Jared is exhausted and wants only to sleep, but Sean insistently berates him for his self-destructive vodka swilling and promiscuity and suggests that they’re an attempt to escape the love and closeness he fears. To which Jared can only reply, “You don’t understand me.” Sean sets to work to re-create the happy moments they’ve shared in the past (“I want to remind you what it’s like to be happy,” he says). Jared alternately allows and repulses Sean’s attempts to close the gap between them.

At first they seem merely a pair of ex-lovers playing the blame game, but gradually we realize that more is going on than we’ve been told. It’s a tale of passionate love and loss, touching on issues of faith and trust, with elements of the supernatural, metaphysics, and exorcism. Hyman brings us a taut, convincing, carefully calibrated anatomy of a close yet stormy relationship. And director Kiff Scholl gives the piece a faithful if surprisingly athletic production, with the actors frequently leaping from platforms, climbing the furniture, or tumbling on the floor. It’s a little disconcerting at first, but it serves to underline the oddity and subjectivity of the tale. Still, I’d gladly have traded the gymnastics for clarity of diction. The words aren’t inaudible, but sometimes they’re muffled or swallowed.

The actors are deeply committed to their roles and play off each other in a subtle and intriguing symbiosis. Mortelliti is masculine and volatile, flinging himself around violently in his inarticulate pain. Kringlen is more purposeful and feline, determined in his attempts to make his partner admit the strength of his love.

Sound designer Corwin Evans provides a soundtrack of big-city ambience, and Matt Richter’s lighting cleverly draws us into the strangeness of the tale.

Presented by Theatre Planners at the Elephant Space, 6322 Santa Monica Blvd., Hollywood.

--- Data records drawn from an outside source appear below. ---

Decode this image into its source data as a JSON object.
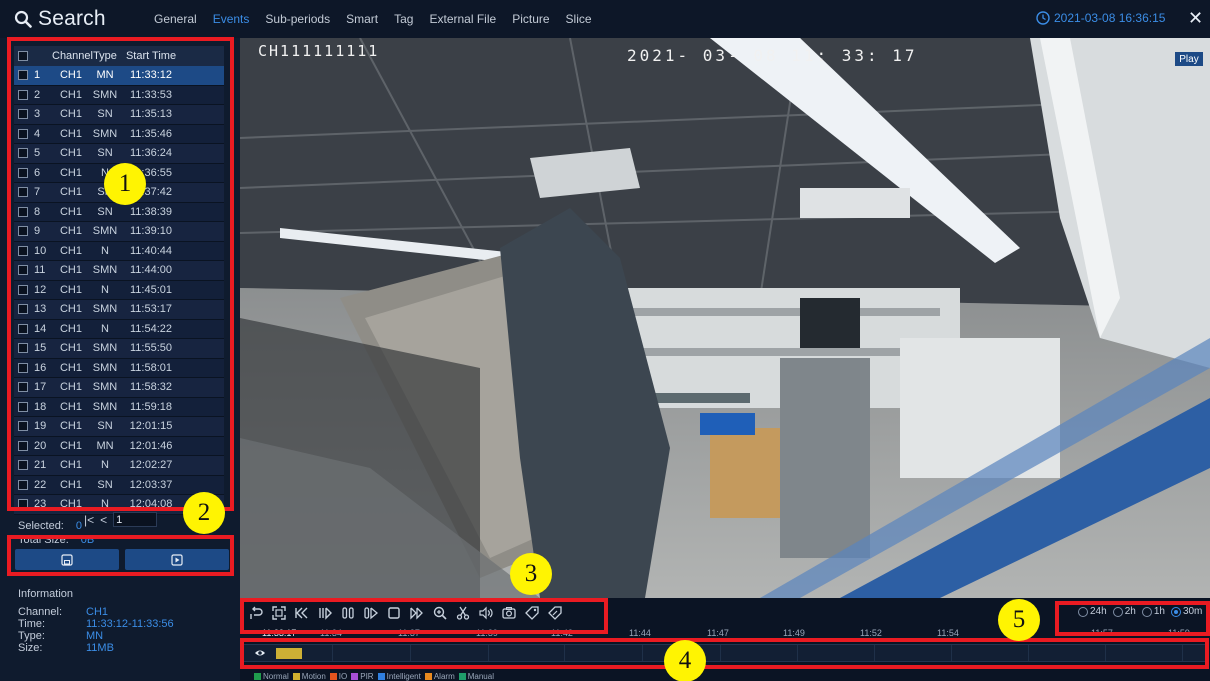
{
  "header": {
    "title": "Search",
    "tabs": [
      {
        "label": "General",
        "active": false
      },
      {
        "label": "Events",
        "active": true
      },
      {
        "label": "Sub-periods",
        "active": false
      },
      {
        "label": "Smart",
        "active": false
      },
      {
        "label": "Tag",
        "active": false
      },
      {
        "label": "External File",
        "active": false
      },
      {
        "label": "Picture",
        "active": false
      },
      {
        "label": "Slice",
        "active": false
      }
    ],
    "datetime": "2021-03-08 16:36:15",
    "close_label": "✕"
  },
  "event_list": {
    "columns": {
      "channel": "Channel",
      "type": "Type",
      "start_time": "Start Time"
    },
    "rows": [
      {
        "no": "1",
        "channel": "CH1",
        "type": "MN",
        "start": "11:33:12"
      },
      {
        "no": "2",
        "channel": "CH1",
        "type": "SMN",
        "start": "11:33:53"
      },
      {
        "no": "3",
        "channel": "CH1",
        "type": "SN",
        "start": "11:35:13"
      },
      {
        "no": "4",
        "channel": "CH1",
        "type": "SMN",
        "start": "11:35:46"
      },
      {
        "no": "5",
        "channel": "CH1",
        "type": "SN",
        "start": "11:36:24"
      },
      {
        "no": "6",
        "channel": "CH1",
        "type": "N",
        "start": "11:36:55"
      },
      {
        "no": "7",
        "channel": "CH1",
        "type": "SN",
        "start": "11:37:42"
      },
      {
        "no": "8",
        "channel": "CH1",
        "type": "SN",
        "start": "11:38:39"
      },
      {
        "no": "9",
        "channel": "CH1",
        "type": "SMN",
        "start": "11:39:10"
      },
      {
        "no": "10",
        "channel": "CH1",
        "type": "N",
        "start": "11:40:44"
      },
      {
        "no": "11",
        "channel": "CH1",
        "type": "SMN",
        "start": "11:44:00"
      },
      {
        "no": "12",
        "channel": "CH1",
        "type": "N",
        "start": "11:45:01"
      },
      {
        "no": "13",
        "channel": "CH1",
        "type": "SMN",
        "start": "11:53:17"
      },
      {
        "no": "14",
        "channel": "CH1",
        "type": "N",
        "start": "11:54:22"
      },
      {
        "no": "15",
        "channel": "CH1",
        "type": "SMN",
        "start": "11:55:50"
      },
      {
        "no": "16",
        "channel": "CH1",
        "type": "SMN",
        "start": "11:58:01"
      },
      {
        "no": "17",
        "channel": "CH1",
        "type": "SMN",
        "start": "11:58:32"
      },
      {
        "no": "18",
        "channel": "CH1",
        "type": "SMN",
        "start": "11:59:18"
      },
      {
        "no": "19",
        "channel": "CH1",
        "type": "SN",
        "start": "12:01:15"
      },
      {
        "no": "20",
        "channel": "CH1",
        "type": "MN",
        "start": "12:01:46"
      },
      {
        "no": "21",
        "channel": "CH1",
        "type": "N",
        "start": "12:02:27"
      },
      {
        "no": "22",
        "channel": "CH1",
        "type": "SN",
        "start": "12:03:37"
      },
      {
        "no": "23",
        "channel": "CH1",
        "type": "N",
        "start": "12:04:08"
      }
    ],
    "selected_row": 0,
    "pager": {
      "first": "|<",
      "prev": "<",
      "page": "1"
    }
  },
  "selection": {
    "selected_label": "Selected:",
    "selected_value": "0",
    "total_label": "Total Size:",
    "total_value": "0B"
  },
  "actions": {
    "save_icon": "floppy-icon",
    "play_icon": "play-square-icon"
  },
  "information": {
    "title": "Information",
    "items": [
      {
        "k": "Channel:",
        "v": "CH1"
      },
      {
        "k": "Time:",
        "v": "11:33:12-11:33:56"
      },
      {
        "k": "Type:",
        "v": "MN"
      },
      {
        "k": "Size:",
        "v": "11MB"
      }
    ]
  },
  "video": {
    "osd_channel": "CH111111111",
    "osd_timestamp": "2021- 03- 08  11: 33: 17",
    "play_badge": "Play"
  },
  "timeline": {
    "ranges": [
      {
        "label": "24h",
        "on": false
      },
      {
        "label": "2h",
        "on": false
      },
      {
        "label": "1h",
        "on": false
      },
      {
        "label": "30m",
        "on": true
      }
    ],
    "ticks": [
      "11:33:17",
      "11:34",
      "11:37",
      "11:39",
      "11:42",
      "11:44",
      "11:47",
      "11:49",
      "11:52",
      "11:54",
      "11:57",
      "11:59"
    ],
    "legend": [
      {
        "label": "Normal",
        "color": "#1f9d4d"
      },
      {
        "label": "Motion",
        "color": "#d1b12f"
      },
      {
        "label": "IO",
        "color": "#e5541e"
      },
      {
        "label": "PIR",
        "color": "#a64fd6"
      },
      {
        "label": "Intelligent",
        "color": "#2f7fe0"
      },
      {
        "label": "Alarm",
        "color": "#e88a1f"
      },
      {
        "label": "Manual",
        "color": "#1f9d6a"
      }
    ]
  },
  "annotations": [
    "1",
    "2",
    "3",
    "4",
    "5"
  ]
}
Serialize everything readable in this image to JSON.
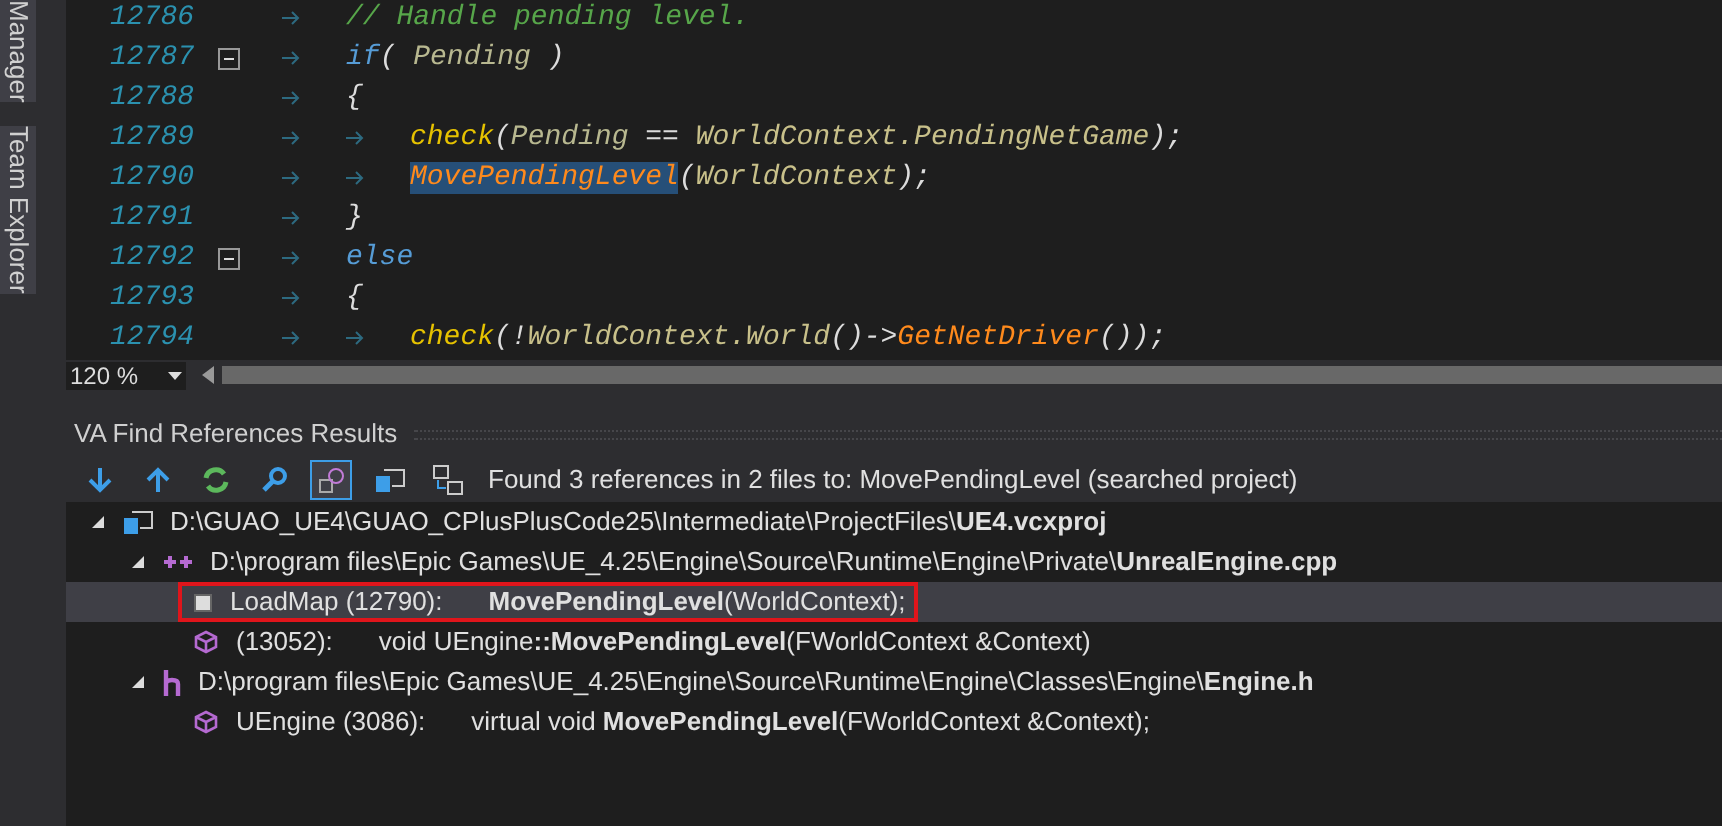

Jan. 28–March 4. Fri. and Sat., 8 p.m.; Sun., 7 p.m. (323) 960-5772 or

Review: “God’s Ear”

LA Weekly

“God’s Ear”

God's Ear - publicity photo

Pictured: Jeremy Shranko, Amanda Saunders,Alana Dietze, and Tara Karsian

GO! “He’s in a coma, hooked to a respirator.” With these simple words, Mel (Amanda Saunders) informs her husband, Ted (Paul Caramagno), via telephone, about their brain-dead son, a victim of an accidental drowning. It is one of the rare instances in Jenny Schwartz’s eccentric drama where words and meaning coalesce into sensibility. For the remainder of the play, Mel and Ted become immersed in the seductive discord of a surreal world where language is increasingly divorced from context and reality, time and place contract, and the weight of loss is, literally, spoken out of existence. It’s a bizarre mise-en-scene, compounded by the appearance of a tooth fairy (Tara Karsian), a transvestite flight attendant (Jeremy Shranko) and a curvaceous b-girl (Andrea Grano). With a nod to the absurdist canon, and perhaps Lewis Carroll, Schwartz’s use of clichés, idiom and chatter is at times brilliant and funny, though the verbal effusion obscures the searing emotional and psychological pain at the heart of the piece. There is an appropriately other-worldly resonance about director Rory Kozoll’s staging, nicely accented by Kristie Roldan’s lighting. Zephyr Theatre, 7456 Melrose Ave., Hlywd.; Fri.-Sat., 8 p.m.; Sun., 7 p.m., through Feb. 19. (877) 369-9112.

(Lovell Estell III)